Reports chronicling discounts on the much-hyped truck were tied to sales figures that saw the country’s best-selling vehicle were down 2.4% for the first half of the year, including 8.9% in June, causing many to wonder if Ford was facing it’s nightmare scenario: truck buyers had no faith in an aluminum truck.
Smelling blood in the water, Chevrolet did its level best gain sales with a series of web-based ads, including one with former NFL lineman Howie Long, highlighting some of the potential problems that come with using aluminum.

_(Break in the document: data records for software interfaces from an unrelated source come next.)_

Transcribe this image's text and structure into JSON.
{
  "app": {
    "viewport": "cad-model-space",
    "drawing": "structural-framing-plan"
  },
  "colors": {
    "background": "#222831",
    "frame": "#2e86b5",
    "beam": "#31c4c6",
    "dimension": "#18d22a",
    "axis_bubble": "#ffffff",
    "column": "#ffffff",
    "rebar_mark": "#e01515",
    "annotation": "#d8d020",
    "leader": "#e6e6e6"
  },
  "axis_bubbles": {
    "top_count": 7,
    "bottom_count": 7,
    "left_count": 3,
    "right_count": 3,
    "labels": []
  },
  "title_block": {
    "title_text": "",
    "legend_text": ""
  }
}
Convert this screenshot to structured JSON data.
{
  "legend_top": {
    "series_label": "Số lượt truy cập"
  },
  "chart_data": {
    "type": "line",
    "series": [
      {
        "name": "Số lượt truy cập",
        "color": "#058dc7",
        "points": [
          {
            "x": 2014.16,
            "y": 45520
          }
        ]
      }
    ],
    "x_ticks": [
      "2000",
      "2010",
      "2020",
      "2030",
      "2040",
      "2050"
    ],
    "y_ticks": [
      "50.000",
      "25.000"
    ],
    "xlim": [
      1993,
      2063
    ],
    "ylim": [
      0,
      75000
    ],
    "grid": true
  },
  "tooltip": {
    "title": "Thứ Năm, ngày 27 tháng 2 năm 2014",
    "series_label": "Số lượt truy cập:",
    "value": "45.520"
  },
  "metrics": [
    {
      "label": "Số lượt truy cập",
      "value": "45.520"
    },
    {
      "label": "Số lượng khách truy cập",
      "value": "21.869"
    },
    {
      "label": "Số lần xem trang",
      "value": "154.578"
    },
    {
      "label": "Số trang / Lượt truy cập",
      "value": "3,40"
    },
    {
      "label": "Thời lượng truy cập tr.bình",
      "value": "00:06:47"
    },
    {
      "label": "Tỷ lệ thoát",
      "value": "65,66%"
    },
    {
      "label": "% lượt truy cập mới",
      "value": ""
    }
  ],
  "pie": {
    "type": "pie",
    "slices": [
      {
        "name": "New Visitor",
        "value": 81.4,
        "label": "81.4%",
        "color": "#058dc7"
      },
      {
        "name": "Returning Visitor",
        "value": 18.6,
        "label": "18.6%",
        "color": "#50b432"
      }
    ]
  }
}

In the ad, the former Pro Bowl defensive tackle speaks with a GM engineer about some of the problems aluminum use presents, including that repairs cost more and take longer, meaning owners who rely on that truck to make their living will have costs beyond the repairs because they will be without the vehicle longer than if they had a conventional steel-laden truck, like the Silverado.
Chevy officials downplayed antagonistic nature of the ads, saying they were simply a way to get out the brand’s “story.” Silverado and Ram truck sales have benefitted from F-150 problems. Silverado sales jumped 18% last month, and Ram sales rose 0.6% and 4.3% in the first half.
(Chevy takes on new F-150 in web campaign. For more, Click Here.)
However, a look behind the curtain reveals that things are not nearly as bad as it may seem. The discounts were on Ford’s website, and vary by region. The highest discounts were found in places like Washington, D.C., which is not a big truck market. However, other places like California saw discounts as high as $7,000, although they were tied to Ford’s high-end pickups.
The packages also include rebates that are available to any new Ford buyer, such as $750 off for financing through Ford Credit, or $2,500 back in bonus cash, according to Ford officials. The average F-Series incentive was $3,100 per truck, Ford said, which lower than the industry average and about $600 less than what Ford offered this time last year on the previous-generation truck.
(Click Here to see why F-150 buyers are overwhelmingly choosing V6 engines.)
The trucks turn in average of 32 days, which is faster than its competitors in the segment. Average transaction prices are $44,100, the highest in the half-ton pickup segment and a record for the company. Ford officials note they only have half as many new trucks in their inventory as they normally would at this time.
In short: they’re selling the trucks faster using lower incentives and for more money than the competition. So why are they selling fewer of them? Well, it’s a matter of production constraints.
(Which are America’s highest-quality pickups? Click Here to see who ranked highest in the latest JD Power study.)
In May, Ford cut weekend shifts at its Dearborn Truck and Kansas City Assembly plants because the supplier they use for the frames, Metalsa, was unable to meet the demand. Ford made no mention of the problem so in spite of the fact that you can build trucks without frames, it appeared to some that there was a demand problem. However, the problem has been resolved and frame supplies will be back to normal this fall.